“Life in the SOC” is a Blog Series that shares experiences of the BlueVoyant SOC defending against the current and prevalent attacks encountered by our clients. The blogs discuss successful detection, response and mitigation actions that can improve your defensive capabilities.
Large corporate breaches make the headlines, but SMBs remain a prime target. A common misconception is that SMBs are not big enough or well-known enough to be targets of cyberattacks. However, Ponemon’s 2018 State of Cybersecurity in Small to Medium Businesses, reports that 61% of SMBs experienced a cyber attack in the last year. There are several factors involved, but most often it’s simply because it’s easier. SMBs are often less prepared and have smaller security budgets.
Security through Obscurity?
Some organizations try to thwart threat actors and reduce security costs by using more obscure operating systems. But attackers continually expand their attack vectors and exploit new vulnerabilities. For years, macOS users have had a false sense of security through obscurity. While it is true that Windows is victimized far more often, attackers are targeting macOS, along with Linux/Unix platforms more frequently.

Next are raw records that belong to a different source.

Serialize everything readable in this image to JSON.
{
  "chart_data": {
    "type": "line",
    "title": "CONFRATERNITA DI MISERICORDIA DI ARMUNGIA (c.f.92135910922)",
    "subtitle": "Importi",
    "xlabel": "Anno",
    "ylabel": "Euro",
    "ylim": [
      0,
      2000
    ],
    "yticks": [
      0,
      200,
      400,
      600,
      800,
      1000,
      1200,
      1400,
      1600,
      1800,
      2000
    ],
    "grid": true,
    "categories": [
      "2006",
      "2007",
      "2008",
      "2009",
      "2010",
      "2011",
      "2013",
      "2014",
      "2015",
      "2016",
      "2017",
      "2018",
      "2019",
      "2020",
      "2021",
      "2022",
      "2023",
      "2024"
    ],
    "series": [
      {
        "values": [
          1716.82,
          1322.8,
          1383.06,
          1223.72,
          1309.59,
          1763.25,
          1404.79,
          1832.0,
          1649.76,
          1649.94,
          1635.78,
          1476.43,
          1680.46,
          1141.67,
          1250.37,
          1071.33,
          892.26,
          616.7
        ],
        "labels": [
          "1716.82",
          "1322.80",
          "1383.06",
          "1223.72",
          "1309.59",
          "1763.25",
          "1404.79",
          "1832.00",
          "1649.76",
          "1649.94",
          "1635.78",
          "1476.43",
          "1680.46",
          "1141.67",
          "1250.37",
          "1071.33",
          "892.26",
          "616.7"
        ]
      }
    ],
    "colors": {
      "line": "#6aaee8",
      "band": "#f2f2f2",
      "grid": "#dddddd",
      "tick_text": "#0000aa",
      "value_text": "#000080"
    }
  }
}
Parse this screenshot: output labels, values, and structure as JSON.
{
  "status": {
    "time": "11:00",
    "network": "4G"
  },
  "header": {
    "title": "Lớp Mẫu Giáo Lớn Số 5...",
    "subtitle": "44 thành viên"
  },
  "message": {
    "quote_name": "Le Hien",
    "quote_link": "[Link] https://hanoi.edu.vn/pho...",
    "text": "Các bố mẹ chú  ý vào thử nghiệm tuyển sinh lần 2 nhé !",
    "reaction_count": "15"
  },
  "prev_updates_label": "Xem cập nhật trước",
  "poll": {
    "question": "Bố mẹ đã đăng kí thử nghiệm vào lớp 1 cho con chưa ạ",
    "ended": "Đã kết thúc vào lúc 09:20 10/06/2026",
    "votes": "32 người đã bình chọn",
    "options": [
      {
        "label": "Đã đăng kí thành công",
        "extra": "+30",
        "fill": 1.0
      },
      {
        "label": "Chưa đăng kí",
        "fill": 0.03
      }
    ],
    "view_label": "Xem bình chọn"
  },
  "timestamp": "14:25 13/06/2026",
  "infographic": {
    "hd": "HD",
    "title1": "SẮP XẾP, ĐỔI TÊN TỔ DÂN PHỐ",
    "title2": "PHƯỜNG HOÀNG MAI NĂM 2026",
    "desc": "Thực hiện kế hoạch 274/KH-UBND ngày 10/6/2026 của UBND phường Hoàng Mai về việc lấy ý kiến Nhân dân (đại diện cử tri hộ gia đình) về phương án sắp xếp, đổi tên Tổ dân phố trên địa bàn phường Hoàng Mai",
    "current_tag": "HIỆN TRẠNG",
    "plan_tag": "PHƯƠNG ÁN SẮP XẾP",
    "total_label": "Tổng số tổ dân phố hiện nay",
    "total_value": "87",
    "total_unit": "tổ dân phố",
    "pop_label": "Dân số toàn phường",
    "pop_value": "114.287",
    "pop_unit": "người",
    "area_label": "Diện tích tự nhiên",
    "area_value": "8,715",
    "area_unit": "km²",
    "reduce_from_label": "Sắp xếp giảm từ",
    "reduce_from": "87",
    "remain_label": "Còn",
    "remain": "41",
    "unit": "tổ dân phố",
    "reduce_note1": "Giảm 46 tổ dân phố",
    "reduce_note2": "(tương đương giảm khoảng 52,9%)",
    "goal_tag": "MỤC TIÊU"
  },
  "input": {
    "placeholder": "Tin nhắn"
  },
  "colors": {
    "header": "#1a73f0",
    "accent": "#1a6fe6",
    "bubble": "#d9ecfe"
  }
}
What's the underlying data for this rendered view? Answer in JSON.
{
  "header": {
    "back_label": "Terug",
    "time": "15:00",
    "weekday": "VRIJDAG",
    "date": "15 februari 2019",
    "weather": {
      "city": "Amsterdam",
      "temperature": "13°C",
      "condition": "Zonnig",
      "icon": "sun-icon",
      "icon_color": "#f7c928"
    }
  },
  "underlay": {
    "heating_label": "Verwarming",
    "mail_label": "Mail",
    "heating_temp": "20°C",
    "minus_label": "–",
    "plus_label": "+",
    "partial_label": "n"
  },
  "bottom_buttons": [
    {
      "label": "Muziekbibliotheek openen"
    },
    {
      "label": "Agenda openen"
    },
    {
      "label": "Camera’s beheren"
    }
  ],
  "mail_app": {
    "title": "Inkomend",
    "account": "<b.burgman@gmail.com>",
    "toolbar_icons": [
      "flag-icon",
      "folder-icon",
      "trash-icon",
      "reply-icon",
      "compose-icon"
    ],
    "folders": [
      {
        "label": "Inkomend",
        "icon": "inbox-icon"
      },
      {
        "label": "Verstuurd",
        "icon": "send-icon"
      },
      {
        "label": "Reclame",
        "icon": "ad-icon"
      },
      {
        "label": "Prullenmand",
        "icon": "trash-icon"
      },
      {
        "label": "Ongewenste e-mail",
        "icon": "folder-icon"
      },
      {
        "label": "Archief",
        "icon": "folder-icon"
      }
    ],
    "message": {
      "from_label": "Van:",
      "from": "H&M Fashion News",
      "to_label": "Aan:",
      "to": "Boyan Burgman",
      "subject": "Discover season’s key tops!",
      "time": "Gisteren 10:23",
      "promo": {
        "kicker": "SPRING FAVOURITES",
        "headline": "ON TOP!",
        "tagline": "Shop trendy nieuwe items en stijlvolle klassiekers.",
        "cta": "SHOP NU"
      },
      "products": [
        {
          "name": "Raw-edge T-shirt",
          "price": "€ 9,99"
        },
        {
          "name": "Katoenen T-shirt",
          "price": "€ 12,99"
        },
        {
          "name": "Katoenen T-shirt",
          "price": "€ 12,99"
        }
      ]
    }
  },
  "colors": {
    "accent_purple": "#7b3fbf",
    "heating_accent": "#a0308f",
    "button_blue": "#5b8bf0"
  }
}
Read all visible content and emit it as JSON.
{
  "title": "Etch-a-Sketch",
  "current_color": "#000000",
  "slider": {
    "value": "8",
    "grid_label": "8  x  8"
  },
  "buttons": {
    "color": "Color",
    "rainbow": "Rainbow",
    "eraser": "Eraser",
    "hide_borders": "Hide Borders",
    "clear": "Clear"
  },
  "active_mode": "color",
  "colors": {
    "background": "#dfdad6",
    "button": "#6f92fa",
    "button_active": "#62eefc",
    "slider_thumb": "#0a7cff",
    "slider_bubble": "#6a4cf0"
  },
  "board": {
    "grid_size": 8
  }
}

Since macOS has grown in corporate use, attackers are developing and targeting malware at these systems.
SecureList tracked threats to the macOS over the last four years. In 2015, their researchers reported a total of just over 850k attacks. In the first half of 2019, the number of documented macOS attacks increased to around 6 million. Also, they noted 1.6 million phishing attacks/fraudulent schemes against macOS and iOS devices in the first half of 2019.
By the Numbers
WatchGuard released their Q2 2019 internet security report with some pretty interesting findings:
Other notable findings from the report include:
Where Is It All Coming From?
September showed the top number of attacks coming from China, followed by the United States, Brazil, North Korea, and Russia. These countries are known for their cyber capabilities and they are getting stronger, better, faster with each passing month. The attackers are working together, leveraging capabilities from other attack groups and malware families to wreak havoc on their victims. For example, Nepalese authorities recently disrupted a complex campaign in which Chinese and Spanish attackers were working together to target banking networks and ATMs in Nepal.
North Korean attackers, while not the top attackers in 2019, are also making headlines. The most widely known group out of North Korea is Lazarus Group. In September, the US Treasury Department announced sanctions against three state sponsored threat actors in North Korea who were conducting destructive cyber attacks on critical US infrastructure. The group is also suspected of stealing hundreds of millions of dollars from financial institutions globally. Analysts believe North Korea is using this to fund weapons programs. The three groups include Lazarus and two subgroups, known in the security community as Bluenoroff and Andariel.